■ **YOUR GOAL**
Compute how many lines in the data below hold the word "false", then report that number with nothing else.

=== Section Start ===

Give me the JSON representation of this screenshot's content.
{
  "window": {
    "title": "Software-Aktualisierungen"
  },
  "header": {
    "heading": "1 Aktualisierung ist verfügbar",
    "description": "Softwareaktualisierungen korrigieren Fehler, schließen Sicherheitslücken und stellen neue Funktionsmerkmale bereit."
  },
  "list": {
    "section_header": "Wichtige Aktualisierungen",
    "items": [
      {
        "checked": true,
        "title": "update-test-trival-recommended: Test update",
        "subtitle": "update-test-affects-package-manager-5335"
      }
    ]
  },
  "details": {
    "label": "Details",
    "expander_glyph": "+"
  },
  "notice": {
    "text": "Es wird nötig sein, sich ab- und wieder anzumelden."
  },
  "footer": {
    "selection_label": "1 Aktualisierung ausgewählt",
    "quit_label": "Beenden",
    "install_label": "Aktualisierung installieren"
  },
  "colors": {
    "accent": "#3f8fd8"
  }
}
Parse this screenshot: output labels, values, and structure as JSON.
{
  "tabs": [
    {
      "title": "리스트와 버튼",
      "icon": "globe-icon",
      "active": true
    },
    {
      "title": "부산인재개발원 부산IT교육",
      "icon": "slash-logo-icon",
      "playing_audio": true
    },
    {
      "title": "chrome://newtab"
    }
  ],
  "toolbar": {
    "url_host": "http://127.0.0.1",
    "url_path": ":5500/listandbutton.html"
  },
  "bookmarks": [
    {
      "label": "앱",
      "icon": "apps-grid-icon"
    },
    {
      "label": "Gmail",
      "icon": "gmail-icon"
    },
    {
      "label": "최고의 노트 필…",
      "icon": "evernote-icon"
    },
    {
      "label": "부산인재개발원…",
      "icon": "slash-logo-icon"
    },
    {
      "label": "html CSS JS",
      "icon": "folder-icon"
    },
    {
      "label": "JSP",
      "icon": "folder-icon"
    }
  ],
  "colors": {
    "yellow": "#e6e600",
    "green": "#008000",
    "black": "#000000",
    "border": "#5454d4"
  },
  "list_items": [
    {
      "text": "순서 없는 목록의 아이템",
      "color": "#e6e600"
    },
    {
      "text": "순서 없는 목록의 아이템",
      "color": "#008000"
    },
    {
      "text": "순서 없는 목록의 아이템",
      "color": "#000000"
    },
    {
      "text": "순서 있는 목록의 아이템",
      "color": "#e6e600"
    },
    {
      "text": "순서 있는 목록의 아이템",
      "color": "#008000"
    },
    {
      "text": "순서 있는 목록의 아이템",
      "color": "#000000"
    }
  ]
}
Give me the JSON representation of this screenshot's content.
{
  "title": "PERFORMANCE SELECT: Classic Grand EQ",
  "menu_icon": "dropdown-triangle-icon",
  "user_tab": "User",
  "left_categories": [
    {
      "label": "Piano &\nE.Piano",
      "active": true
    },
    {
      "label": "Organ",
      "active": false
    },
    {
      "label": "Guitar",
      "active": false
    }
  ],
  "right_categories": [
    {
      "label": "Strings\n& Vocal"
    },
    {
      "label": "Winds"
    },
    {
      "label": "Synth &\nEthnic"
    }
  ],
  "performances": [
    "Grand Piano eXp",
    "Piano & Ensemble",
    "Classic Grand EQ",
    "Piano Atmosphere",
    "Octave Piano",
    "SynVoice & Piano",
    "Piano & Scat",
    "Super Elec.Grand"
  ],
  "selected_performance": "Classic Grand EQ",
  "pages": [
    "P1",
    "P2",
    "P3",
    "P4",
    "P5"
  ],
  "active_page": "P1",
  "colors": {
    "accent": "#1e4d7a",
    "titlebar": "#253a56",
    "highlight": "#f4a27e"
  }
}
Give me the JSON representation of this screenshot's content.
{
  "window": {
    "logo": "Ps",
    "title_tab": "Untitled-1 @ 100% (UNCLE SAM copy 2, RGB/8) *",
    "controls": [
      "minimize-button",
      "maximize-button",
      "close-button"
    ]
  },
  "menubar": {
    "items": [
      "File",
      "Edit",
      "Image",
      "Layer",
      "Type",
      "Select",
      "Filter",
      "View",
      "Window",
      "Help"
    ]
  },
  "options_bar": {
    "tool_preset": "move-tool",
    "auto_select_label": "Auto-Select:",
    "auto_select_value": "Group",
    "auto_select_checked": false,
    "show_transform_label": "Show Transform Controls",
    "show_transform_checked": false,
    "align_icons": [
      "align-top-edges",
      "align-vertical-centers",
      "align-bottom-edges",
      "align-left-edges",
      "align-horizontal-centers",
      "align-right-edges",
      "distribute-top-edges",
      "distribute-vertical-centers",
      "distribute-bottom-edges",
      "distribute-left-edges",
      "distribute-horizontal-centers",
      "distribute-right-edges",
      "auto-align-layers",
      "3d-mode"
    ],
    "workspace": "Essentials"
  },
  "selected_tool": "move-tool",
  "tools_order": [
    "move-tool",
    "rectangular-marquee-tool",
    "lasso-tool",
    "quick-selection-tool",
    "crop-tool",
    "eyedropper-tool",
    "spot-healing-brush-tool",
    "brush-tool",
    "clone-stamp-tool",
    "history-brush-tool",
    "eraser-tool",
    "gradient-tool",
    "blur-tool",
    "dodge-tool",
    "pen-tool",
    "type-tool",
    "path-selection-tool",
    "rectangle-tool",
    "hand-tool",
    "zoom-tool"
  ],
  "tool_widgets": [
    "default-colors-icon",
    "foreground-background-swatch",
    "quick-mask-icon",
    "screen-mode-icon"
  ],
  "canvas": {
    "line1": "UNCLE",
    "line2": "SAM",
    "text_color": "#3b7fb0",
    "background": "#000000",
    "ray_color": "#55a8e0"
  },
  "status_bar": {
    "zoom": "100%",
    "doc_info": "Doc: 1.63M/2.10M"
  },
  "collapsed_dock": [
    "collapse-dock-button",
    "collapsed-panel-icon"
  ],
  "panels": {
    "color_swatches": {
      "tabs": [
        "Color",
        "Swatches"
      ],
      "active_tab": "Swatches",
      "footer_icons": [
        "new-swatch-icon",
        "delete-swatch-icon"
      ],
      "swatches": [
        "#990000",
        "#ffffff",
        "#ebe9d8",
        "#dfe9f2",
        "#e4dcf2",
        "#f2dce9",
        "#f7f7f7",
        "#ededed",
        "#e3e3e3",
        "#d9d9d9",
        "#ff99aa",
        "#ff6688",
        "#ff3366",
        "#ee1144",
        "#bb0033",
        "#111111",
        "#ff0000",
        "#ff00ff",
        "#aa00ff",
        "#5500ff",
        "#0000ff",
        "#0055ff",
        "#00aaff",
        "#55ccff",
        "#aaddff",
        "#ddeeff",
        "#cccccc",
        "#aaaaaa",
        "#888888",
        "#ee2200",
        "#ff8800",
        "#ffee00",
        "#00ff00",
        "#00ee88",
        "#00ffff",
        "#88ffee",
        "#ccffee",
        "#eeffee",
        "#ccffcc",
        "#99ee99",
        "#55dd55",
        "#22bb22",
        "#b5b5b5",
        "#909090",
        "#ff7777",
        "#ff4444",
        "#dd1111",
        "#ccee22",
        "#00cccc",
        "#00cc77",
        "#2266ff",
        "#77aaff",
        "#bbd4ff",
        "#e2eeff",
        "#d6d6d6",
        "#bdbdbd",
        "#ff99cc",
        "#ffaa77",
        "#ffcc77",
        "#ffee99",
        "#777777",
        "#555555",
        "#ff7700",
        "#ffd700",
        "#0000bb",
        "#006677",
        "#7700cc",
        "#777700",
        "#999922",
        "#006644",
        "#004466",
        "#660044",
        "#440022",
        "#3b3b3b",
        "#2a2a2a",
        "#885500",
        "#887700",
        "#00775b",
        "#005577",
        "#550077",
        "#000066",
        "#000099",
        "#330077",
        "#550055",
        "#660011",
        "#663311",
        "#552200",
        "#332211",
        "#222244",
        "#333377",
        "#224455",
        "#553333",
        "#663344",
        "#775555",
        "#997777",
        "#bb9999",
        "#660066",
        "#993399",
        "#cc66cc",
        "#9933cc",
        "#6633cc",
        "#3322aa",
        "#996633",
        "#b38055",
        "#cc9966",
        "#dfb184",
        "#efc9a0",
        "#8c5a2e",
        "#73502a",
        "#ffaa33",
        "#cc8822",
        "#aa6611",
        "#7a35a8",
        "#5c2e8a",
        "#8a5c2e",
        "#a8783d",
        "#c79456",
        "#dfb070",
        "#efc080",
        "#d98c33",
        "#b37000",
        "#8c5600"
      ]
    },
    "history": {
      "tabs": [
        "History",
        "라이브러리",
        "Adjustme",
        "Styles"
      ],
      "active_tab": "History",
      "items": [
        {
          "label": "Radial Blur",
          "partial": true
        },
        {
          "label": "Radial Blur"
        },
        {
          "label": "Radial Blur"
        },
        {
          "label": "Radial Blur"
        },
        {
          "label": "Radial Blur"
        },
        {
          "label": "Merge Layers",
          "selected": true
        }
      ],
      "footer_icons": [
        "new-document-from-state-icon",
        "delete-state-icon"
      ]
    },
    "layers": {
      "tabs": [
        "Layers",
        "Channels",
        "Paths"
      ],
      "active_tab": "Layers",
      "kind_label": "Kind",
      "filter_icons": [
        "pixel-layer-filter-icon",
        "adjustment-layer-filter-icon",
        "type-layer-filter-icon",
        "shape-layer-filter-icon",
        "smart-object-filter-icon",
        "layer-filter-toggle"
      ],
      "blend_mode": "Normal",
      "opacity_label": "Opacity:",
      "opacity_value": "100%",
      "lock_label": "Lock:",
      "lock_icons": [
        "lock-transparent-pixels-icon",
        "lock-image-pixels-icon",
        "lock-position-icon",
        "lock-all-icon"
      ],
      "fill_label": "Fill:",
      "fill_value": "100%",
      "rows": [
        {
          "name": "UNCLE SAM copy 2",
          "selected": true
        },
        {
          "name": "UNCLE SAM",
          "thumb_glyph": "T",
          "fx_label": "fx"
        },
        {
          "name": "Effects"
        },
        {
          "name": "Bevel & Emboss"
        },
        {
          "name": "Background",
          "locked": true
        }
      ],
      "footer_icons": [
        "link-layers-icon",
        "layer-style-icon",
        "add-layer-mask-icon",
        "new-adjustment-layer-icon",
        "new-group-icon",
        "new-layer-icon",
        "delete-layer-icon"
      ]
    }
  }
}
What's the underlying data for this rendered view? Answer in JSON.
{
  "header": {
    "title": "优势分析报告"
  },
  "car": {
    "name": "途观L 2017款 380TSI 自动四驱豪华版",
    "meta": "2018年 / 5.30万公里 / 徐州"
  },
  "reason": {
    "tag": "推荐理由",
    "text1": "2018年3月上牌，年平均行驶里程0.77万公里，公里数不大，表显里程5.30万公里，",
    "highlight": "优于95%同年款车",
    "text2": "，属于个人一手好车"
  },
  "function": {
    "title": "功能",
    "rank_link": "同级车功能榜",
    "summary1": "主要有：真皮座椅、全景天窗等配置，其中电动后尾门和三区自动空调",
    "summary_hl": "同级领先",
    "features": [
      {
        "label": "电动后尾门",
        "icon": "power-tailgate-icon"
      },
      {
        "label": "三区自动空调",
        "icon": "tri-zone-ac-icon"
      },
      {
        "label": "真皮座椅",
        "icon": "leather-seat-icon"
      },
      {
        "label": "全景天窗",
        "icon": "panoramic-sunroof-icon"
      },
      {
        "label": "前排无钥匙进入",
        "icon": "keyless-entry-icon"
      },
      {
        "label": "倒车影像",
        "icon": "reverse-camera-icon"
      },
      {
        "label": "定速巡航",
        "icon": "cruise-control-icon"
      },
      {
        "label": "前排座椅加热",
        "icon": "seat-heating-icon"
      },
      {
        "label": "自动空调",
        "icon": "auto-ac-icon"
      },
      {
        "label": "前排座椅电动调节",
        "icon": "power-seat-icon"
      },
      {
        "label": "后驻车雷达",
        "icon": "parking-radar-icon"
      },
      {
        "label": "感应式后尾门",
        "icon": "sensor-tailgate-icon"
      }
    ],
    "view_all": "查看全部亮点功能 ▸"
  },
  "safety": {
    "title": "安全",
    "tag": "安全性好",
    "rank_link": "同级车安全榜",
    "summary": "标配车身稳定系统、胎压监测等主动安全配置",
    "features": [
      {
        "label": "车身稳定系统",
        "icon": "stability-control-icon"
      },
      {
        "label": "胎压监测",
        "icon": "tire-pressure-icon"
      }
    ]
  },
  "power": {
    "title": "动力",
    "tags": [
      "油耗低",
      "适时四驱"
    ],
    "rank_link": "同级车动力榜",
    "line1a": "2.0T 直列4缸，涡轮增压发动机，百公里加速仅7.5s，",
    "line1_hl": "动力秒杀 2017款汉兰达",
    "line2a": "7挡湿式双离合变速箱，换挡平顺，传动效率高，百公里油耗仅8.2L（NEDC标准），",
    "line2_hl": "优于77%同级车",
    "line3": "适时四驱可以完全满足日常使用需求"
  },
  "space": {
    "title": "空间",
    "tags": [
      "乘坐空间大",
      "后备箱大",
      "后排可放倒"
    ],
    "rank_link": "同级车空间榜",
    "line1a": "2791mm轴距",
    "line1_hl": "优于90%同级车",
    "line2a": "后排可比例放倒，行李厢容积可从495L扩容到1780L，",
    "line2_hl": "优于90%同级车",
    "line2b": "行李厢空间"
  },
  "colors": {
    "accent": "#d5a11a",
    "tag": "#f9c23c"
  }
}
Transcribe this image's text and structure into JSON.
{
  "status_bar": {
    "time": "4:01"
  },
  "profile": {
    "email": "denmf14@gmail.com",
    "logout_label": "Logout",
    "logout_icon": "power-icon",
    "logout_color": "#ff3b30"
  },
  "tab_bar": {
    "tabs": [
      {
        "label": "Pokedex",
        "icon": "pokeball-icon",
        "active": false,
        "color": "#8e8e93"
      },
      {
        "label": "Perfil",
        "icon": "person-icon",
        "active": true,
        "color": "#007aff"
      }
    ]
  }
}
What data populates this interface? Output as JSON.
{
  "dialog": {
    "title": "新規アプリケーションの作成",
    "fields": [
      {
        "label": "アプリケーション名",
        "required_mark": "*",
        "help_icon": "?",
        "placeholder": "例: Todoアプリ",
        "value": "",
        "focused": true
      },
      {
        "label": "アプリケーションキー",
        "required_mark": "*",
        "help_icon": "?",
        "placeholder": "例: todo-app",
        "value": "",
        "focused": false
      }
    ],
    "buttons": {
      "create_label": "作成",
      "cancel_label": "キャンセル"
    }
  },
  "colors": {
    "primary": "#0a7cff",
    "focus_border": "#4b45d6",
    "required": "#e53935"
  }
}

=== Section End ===

■ **WRITTEN RESPONSE**
6